§ About this exercise
Filter these entries down to the lines that hold the word "with", and show each of them.

§ Source data
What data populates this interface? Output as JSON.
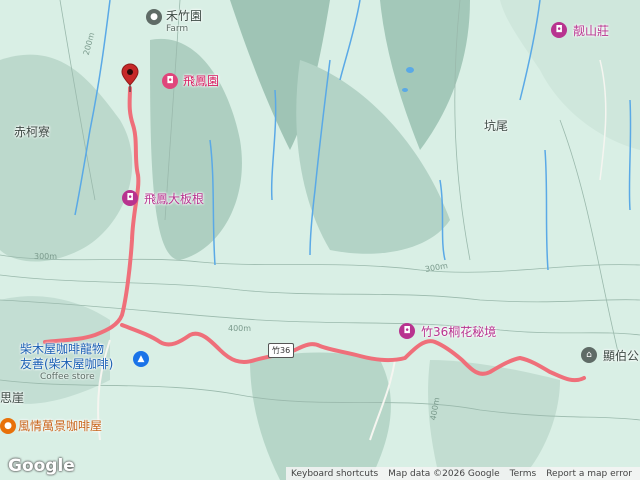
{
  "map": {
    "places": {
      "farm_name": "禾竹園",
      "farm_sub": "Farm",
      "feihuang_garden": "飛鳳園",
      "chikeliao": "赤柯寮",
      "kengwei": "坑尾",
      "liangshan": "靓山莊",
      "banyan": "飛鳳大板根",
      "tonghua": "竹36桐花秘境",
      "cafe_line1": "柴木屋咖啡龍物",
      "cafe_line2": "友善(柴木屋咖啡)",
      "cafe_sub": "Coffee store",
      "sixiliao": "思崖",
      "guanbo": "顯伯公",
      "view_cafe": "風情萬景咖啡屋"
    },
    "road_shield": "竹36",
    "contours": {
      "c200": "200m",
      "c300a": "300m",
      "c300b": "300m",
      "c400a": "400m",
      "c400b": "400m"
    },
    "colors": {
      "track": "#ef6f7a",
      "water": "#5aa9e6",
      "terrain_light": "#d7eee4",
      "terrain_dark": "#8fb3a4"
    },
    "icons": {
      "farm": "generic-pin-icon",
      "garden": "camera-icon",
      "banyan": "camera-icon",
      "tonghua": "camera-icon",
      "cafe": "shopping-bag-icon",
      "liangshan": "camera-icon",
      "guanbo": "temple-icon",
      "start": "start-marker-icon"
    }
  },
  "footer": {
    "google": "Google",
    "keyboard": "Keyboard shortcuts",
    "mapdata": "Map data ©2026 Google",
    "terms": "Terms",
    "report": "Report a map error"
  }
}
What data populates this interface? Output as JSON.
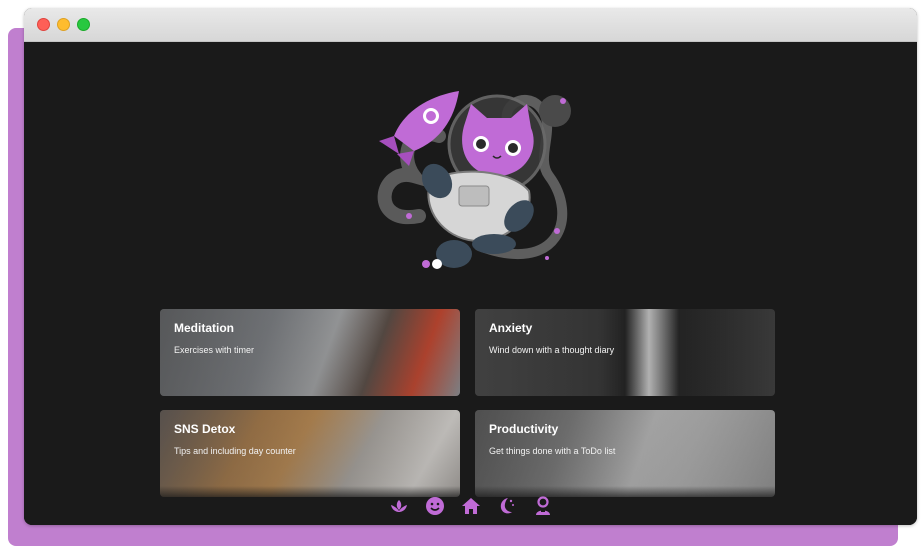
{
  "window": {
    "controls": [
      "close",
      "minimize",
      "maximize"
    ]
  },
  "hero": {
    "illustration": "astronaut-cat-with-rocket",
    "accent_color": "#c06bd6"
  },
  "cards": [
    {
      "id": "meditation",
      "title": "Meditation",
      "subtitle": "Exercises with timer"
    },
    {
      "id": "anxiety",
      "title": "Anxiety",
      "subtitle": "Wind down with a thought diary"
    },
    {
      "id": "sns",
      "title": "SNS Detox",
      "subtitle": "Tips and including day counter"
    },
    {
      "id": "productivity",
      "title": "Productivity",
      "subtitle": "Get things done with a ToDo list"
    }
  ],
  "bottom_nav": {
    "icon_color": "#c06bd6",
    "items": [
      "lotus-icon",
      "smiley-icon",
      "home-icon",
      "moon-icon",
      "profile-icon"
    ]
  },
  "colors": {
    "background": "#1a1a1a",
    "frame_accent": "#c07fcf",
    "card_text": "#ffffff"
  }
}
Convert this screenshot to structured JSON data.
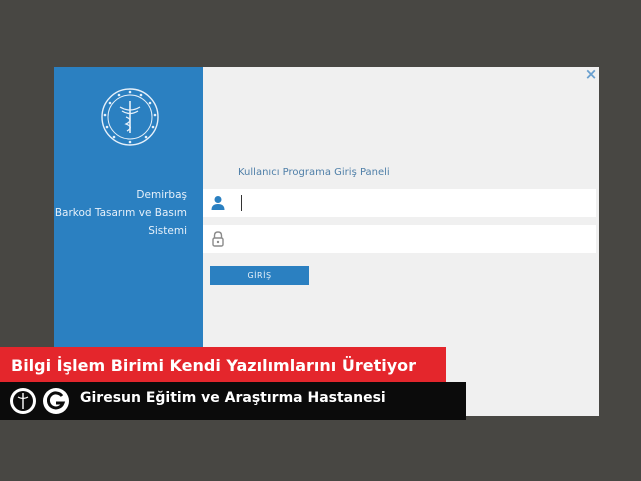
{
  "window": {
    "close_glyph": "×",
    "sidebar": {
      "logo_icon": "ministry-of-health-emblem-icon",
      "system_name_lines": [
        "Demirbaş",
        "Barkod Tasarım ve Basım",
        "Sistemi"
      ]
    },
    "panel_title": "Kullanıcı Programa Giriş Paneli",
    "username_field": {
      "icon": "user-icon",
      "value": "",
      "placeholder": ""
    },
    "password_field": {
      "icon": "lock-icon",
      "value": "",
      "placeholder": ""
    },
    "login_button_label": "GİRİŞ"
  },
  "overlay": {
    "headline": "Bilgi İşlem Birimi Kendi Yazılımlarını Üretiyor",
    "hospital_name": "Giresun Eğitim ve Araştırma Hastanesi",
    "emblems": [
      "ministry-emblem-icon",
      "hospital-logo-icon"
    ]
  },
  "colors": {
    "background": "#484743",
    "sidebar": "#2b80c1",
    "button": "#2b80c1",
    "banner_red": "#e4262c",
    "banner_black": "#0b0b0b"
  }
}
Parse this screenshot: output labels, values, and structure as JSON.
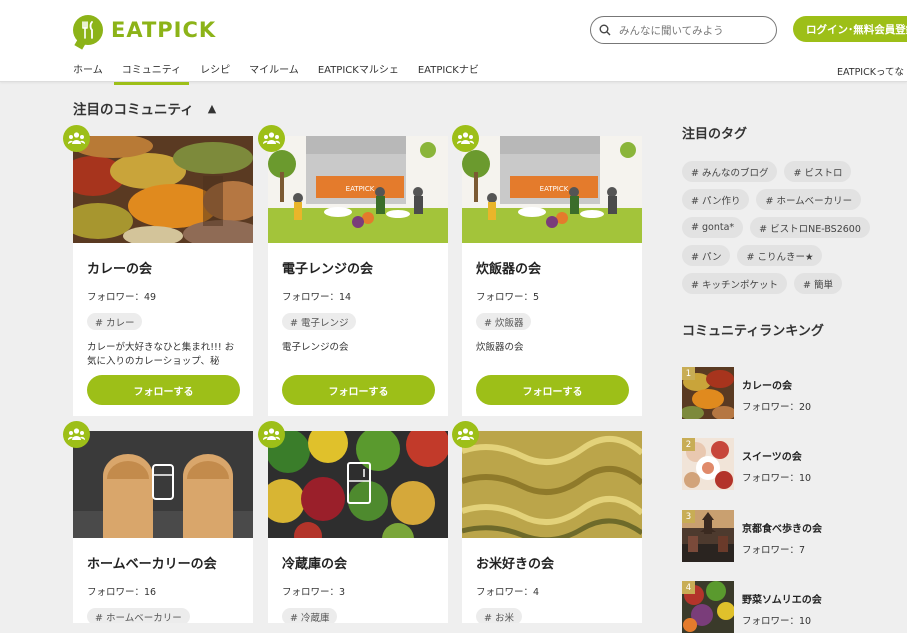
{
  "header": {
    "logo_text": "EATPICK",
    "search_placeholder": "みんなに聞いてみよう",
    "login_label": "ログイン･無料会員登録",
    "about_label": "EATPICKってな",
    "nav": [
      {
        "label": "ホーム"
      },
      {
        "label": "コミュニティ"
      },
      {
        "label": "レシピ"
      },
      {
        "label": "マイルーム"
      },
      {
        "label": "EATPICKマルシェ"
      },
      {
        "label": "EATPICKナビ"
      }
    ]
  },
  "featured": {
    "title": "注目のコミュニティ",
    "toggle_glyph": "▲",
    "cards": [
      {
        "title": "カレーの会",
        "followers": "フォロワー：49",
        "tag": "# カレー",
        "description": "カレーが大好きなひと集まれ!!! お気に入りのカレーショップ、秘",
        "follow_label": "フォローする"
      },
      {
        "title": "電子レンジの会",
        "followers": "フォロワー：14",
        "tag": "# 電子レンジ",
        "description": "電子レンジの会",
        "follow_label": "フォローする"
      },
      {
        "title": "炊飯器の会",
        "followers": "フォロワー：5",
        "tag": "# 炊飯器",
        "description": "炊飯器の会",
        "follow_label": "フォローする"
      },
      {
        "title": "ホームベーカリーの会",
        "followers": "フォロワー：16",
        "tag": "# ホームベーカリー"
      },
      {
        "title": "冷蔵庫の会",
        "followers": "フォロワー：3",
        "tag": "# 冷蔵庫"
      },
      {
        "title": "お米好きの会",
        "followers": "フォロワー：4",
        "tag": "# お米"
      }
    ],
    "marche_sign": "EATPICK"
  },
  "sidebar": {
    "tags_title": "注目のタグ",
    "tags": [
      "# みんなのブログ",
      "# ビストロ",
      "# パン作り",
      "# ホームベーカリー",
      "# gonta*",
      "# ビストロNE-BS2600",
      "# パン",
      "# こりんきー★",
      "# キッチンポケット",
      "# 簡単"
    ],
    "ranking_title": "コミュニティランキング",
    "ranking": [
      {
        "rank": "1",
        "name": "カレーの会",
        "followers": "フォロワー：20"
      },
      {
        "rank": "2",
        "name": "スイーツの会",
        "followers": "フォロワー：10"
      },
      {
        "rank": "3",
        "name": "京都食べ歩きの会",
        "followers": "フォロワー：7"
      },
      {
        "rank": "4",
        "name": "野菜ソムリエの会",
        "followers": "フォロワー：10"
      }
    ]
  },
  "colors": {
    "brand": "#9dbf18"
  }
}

§ Exercise response
    "illustration": "astronaut-cat-with-rocket",
      "subtitle": "Exercises with timer"
      "subtitle": "Wind down with a thought diary"
      "subtitle": "Get things done with a ToDo list"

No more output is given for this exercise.